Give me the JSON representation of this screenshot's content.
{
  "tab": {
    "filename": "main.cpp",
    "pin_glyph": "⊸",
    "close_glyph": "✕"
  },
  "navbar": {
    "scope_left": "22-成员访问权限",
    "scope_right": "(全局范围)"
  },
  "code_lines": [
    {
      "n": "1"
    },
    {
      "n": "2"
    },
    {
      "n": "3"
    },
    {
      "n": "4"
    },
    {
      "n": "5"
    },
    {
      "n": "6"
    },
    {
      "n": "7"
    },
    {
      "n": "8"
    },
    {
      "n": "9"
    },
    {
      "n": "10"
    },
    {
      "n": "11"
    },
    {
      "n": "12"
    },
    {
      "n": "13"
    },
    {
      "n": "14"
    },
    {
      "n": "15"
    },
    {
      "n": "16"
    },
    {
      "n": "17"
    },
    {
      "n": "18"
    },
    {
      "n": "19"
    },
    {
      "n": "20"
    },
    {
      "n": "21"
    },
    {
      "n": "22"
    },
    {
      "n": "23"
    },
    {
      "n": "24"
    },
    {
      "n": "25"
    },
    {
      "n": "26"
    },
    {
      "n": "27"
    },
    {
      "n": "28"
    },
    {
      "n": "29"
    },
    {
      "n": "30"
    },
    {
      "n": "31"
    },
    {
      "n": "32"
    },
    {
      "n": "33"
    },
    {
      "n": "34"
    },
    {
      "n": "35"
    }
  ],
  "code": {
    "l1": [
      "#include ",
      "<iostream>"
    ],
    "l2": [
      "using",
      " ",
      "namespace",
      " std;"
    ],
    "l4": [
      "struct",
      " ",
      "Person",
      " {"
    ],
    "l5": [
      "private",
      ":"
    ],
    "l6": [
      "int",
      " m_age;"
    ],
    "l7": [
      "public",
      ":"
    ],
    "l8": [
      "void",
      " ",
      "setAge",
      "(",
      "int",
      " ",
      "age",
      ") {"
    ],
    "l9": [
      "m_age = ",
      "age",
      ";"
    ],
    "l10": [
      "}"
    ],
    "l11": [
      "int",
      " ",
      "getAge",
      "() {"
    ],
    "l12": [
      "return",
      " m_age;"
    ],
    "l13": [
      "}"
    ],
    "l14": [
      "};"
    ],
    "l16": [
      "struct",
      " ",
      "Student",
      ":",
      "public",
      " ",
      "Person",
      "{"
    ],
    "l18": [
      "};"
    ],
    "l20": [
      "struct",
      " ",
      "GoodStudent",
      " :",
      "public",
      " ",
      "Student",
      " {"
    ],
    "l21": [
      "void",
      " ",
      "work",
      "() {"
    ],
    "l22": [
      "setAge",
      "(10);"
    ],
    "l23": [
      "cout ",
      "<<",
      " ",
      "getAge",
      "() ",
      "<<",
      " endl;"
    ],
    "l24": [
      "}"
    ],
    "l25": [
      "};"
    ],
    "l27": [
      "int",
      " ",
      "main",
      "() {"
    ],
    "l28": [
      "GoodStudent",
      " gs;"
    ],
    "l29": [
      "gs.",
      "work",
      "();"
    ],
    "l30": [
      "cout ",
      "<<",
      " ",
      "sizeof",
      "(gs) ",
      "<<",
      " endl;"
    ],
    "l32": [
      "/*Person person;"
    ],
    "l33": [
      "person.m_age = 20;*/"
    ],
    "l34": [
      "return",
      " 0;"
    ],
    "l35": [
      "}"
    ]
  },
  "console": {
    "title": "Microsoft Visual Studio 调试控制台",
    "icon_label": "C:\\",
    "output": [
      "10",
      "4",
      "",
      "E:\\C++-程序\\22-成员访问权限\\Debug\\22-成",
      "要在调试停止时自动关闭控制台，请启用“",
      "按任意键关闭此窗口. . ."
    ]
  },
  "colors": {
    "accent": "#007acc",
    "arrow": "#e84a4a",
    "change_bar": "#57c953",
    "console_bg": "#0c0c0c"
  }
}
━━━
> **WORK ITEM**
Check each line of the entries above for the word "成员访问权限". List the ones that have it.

> **SOLUTION**
    "scope_left": "22-成员访问权限",
      "E:\\C++-程序\\22-成员访问权限\\Debug\\22-成",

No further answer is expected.